If faith is the light for our journey hope is our drink. We encounter this telling image precisely in the Johannine Gospel, in the Samaritan woman’s account. There, when Jesus is asking her for a drink he is referring to the Holy Spirit whom he will give in abundance through the paschal mystery, bestowing a hope that does not disappoint (no.2). Jesus’ hope is the truth hope because it goes beyond our fallible human calculations enter God’s way of seeing things. Principally, as the Holy Father tells us, hope is receiving from his [Jesus’] open heart the Father’s forgiveness (no.2).
The hope Lent gives is one wherein we turn back to God who patiently continues to care for his creation which we have often mistreated (cf. Laudato Si’, 32-33; 43-44) (no.2). Hope also translates itself into reconciliation and forgiveness to others which is the result of the forgiveness we receive when we go to the sacrament of confession. “Be reconciled to God” (2 Cor 5:20). By receiving forgiveness in the sacrament that lies at the heart of our process of conversion, we in turn can spread forgiveness to others. Having received forgiveness ourselves, we can offer it through our willingness to enter into attentive dialogue with others and to give comfort to those experiencing sorrow and pain. God’s forgiveness, offered also through our words and actions, enables us to experience an Easter of fraternity (no.2). Finally hope is furthermore given through words of comfort and consolation we offer to each other. may we be increasingly concerned with “speaking words of comfort, strength, consolation and encouragement, and not words that demean, sadden, anger or show scorn” (Fratelli Tutti, 223). In order to give hope to others, it is sometimes enough simply to be kind, to be “willing to set everything else aside in order to show interest, to give the gift of a smile, to speak a word of encouragement, to listen amid general indifference” (ibid., 224) (no.2).
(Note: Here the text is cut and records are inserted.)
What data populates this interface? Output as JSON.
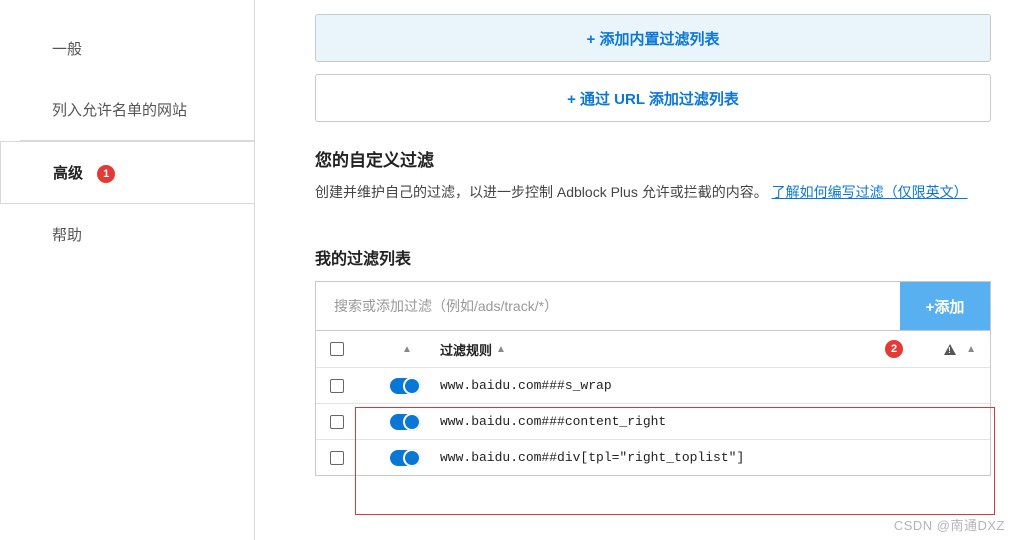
{
  "sidebar": {
    "items": [
      {
        "label": "一般"
      },
      {
        "label": "列入允许名单的网站"
      },
      {
        "label": "高级",
        "badge": "1"
      },
      {
        "label": "帮助"
      }
    ]
  },
  "buttons": {
    "add_builtin": "+ 添加内置过滤列表",
    "add_by_url": "+ 通过 URL 添加过滤列表",
    "add": "+添加"
  },
  "custom_section": {
    "title": "您的自定义过滤",
    "desc_pre": "创建并维护自己的过滤，以进一步控制 Adblock Plus 允许或拦截的内容。",
    "link": "了解如何编写过滤（仅限英文）"
  },
  "my_list": {
    "title": "我的过滤列表",
    "placeholder": "搜索或添加过滤（例如/ads/track/*）",
    "input_badge": "2",
    "header_rule": "过滤规则",
    "rows": [
      {
        "rule": "www.baidu.com###s_wrap"
      },
      {
        "rule": "www.baidu.com###content_right"
      },
      {
        "rule": "www.baidu.com##div[tpl=\"right_toplist\"]"
      }
    ]
  },
  "watermark": "CSDN @南通DXZ"
}
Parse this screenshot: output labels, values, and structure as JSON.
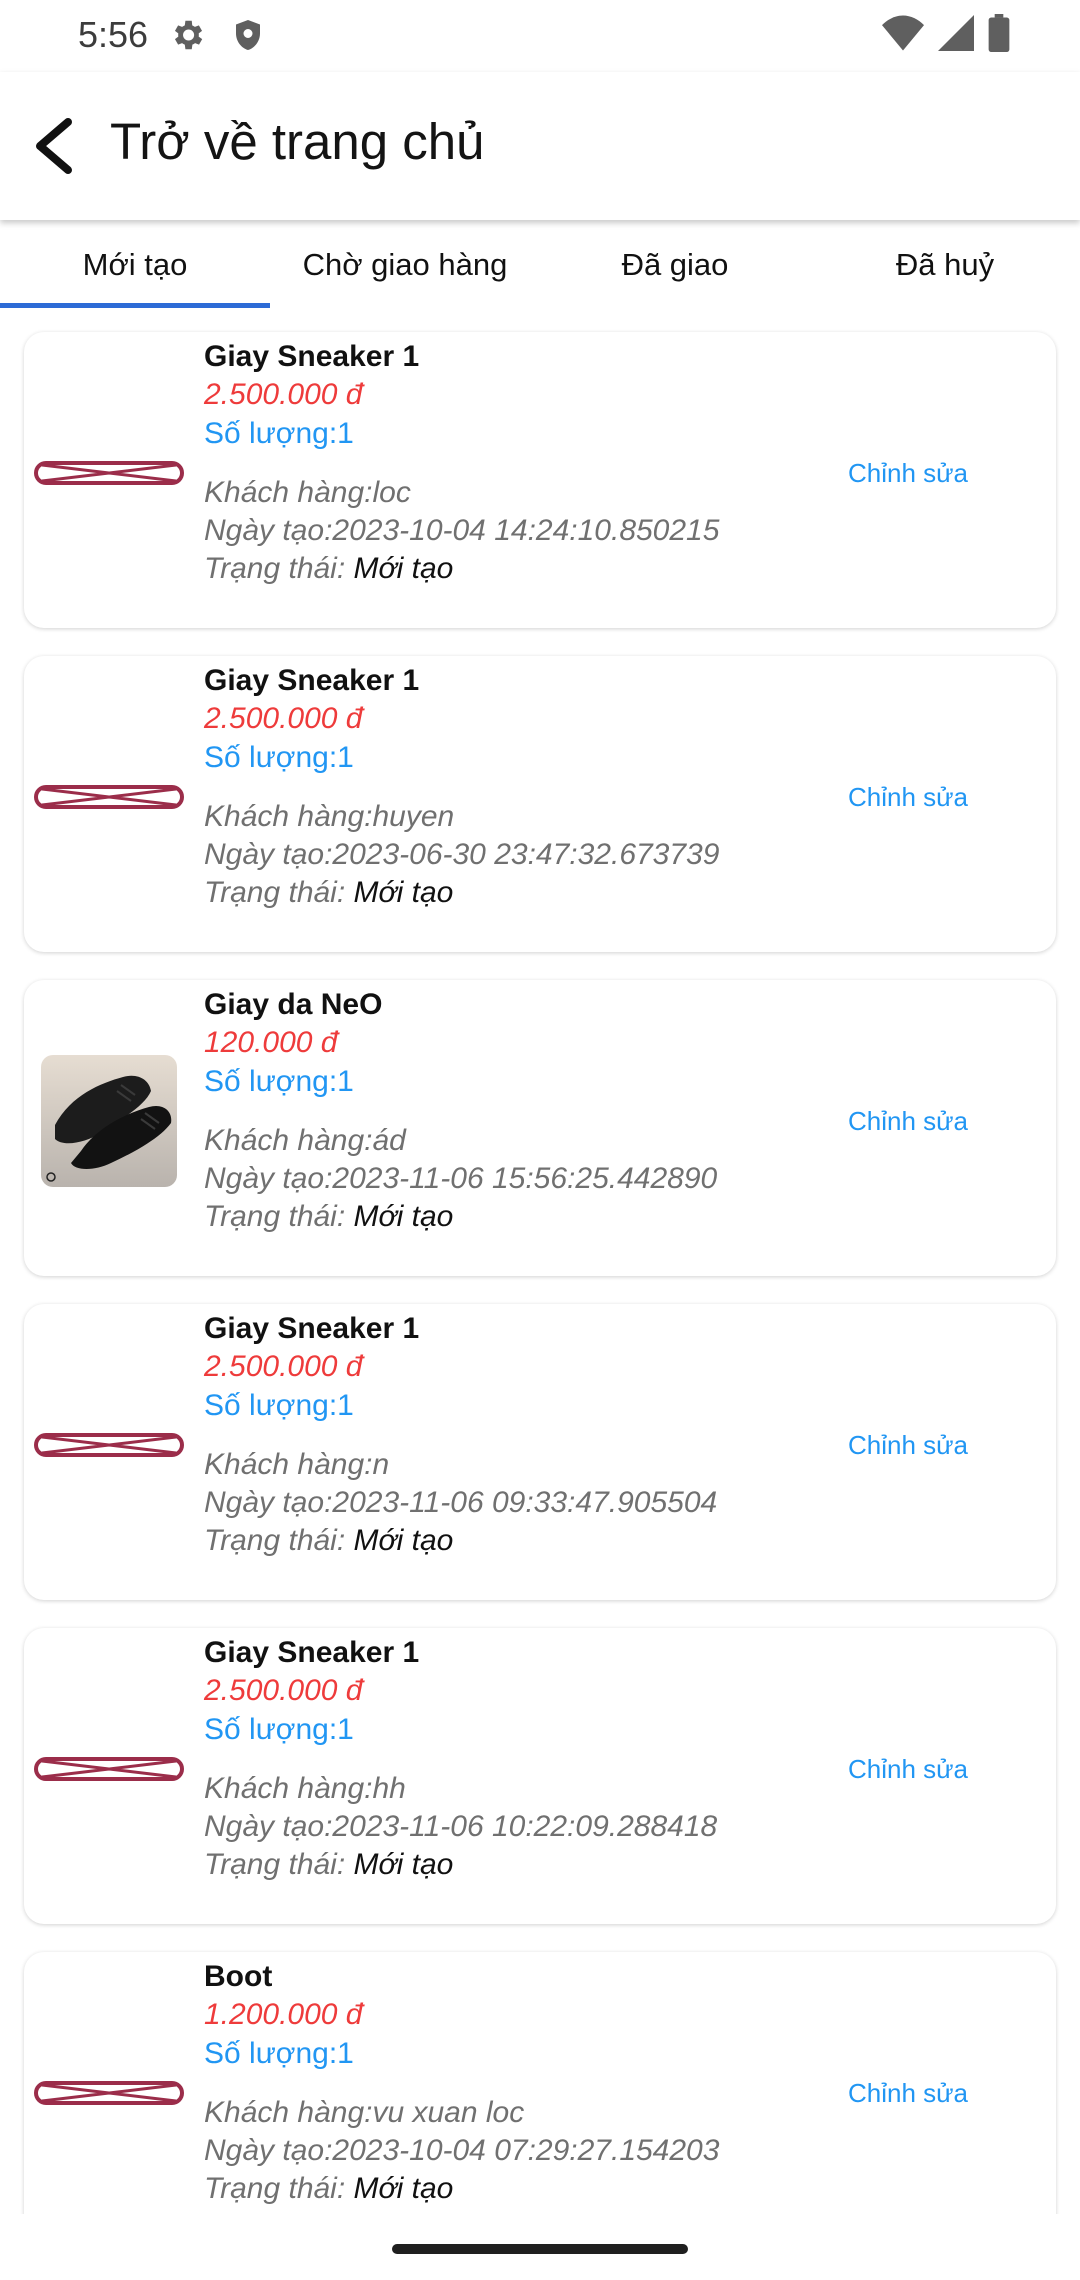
{
  "status_bar": {
    "time": "5:56",
    "icons": [
      "settings-icon",
      "shield-icon",
      "wifi-icon",
      "signal-icon",
      "battery-icon"
    ]
  },
  "app_bar": {
    "back_icon": "arrow-back-icon",
    "title": "Trở về trang chủ"
  },
  "tabs": [
    {
      "label": "Mới tạo",
      "active": true
    },
    {
      "label": "Chờ giao hàng",
      "active": false
    },
    {
      "label": "Đã giao",
      "active": false
    },
    {
      "label": "Đã huỷ",
      "active": false
    }
  ],
  "orders": [
    {
      "product": "Giay Sneaker 1",
      "price": "2.500.000 đ",
      "quantity": "Số lượng:1",
      "customer": "Khách hàng:loc",
      "created": "Ngày tạo:2023-10-04 14:24:10.850215",
      "status_label": "Trạng thái:",
      "status_value": "Mới tạo",
      "edit": "Chỉnh sửa",
      "thumbnail": "broken-image-placeholder"
    },
    {
      "product": "Giay Sneaker 1",
      "price": "2.500.000 đ",
      "quantity": "Số lượng:1",
      "customer": "Khách hàng:huyen",
      "created": "Ngày tạo:2023-06-30 23:47:32.673739",
      "status_label": "Trạng thái:",
      "status_value": "Mới tạo",
      "edit": "Chỉnh sửa",
      "thumbnail": "broken-image-placeholder"
    },
    {
      "product": "Giay da NeO",
      "price": "120.000 đ",
      "quantity": "Số lượng:1",
      "customer": "Khách hàng:ád",
      "created": "Ngày tạo:2023-11-06 15:56:25.442890",
      "status_label": "Trạng thái:",
      "status_value": "Mới tạo",
      "edit": "Chỉnh sửa",
      "thumbnail": "leather-shoe-photo"
    },
    {
      "product": "Giay Sneaker 1",
      "price": "2.500.000 đ",
      "quantity": "Số lượng:1",
      "customer": "Khách hàng:n",
      "created": "Ngày tạo:2023-11-06 09:33:47.905504",
      "status_label": "Trạng thái:",
      "status_value": "Mới tạo",
      "edit": "Chỉnh sửa",
      "thumbnail": "broken-image-placeholder"
    },
    {
      "product": "Giay Sneaker 1",
      "price": "2.500.000 đ",
      "quantity": "Số lượng:1",
      "customer": "Khách hàng:hh",
      "created": "Ngày tạo:2023-11-06 10:22:09.288418",
      "status_label": "Trạng thái:",
      "status_value": "Mới tạo",
      "edit": "Chỉnh sửa",
      "thumbnail": "broken-image-placeholder"
    },
    {
      "product": "Boot",
      "price": "1.200.000 đ",
      "quantity": "Số lượng:1",
      "customer": "Khách hàng:vu xuan loc",
      "created": "Ngày tạo:2023-10-04 07:29:27.154203",
      "status_label": "Trạng thái:",
      "status_value": "Mới tạo",
      "edit": "Chỉnh sửa",
      "thumbnail": "broken-image-placeholder"
    }
  ],
  "colors": {
    "price": "#ee3b3b",
    "quantity": "#2196f3",
    "edit": "#2196f3",
    "tab_indicator": "#2d6bd6",
    "placeholder_stroke": "#9b2d4a"
  }
}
The hope that is the result of the recollection and silent prayer, which offers to us both inspiration and internal light, should be made visible through love. The apex of love is concern and compassion for all (no.3). True love rejoices in seeing others grow. Hence it suffers when others are anguished, lonely, sick, homeless, despised or in need. Love is a leap of the heart; it brings us out of ourselves and creates bonds of sharing and communion (no.3). Love is social when it makes it possible to advance towards a civilization of love, to which all of us can feel called. With its impulse to universality, love is capable of building a new world (no.3). Lastly, love is a gift that gives meaning to our lives. It enables us to view those in need as members of our own family, as friends, brothers or sisters. A small amount, if given with love, never ends, but becomes a source of life and happiness (no.3).
As a conclusion, to experience Lent with love means caring for those who suffer or feel abandoned and fearful because of the Covid-19 pandemic (no.3). Let us not forget what Pope Francis teaches us in his encyclical Fratelli Tutti: Only a gaze transformed by charity can enable the dignity of others to be recognized and, as a consequence, the poor to be acknowledged and valued in their dignity, respected in their identity and culture, and thus truly integrated into society (Fratelli Tutti, 187).
Fr Mario Attard OFM Cap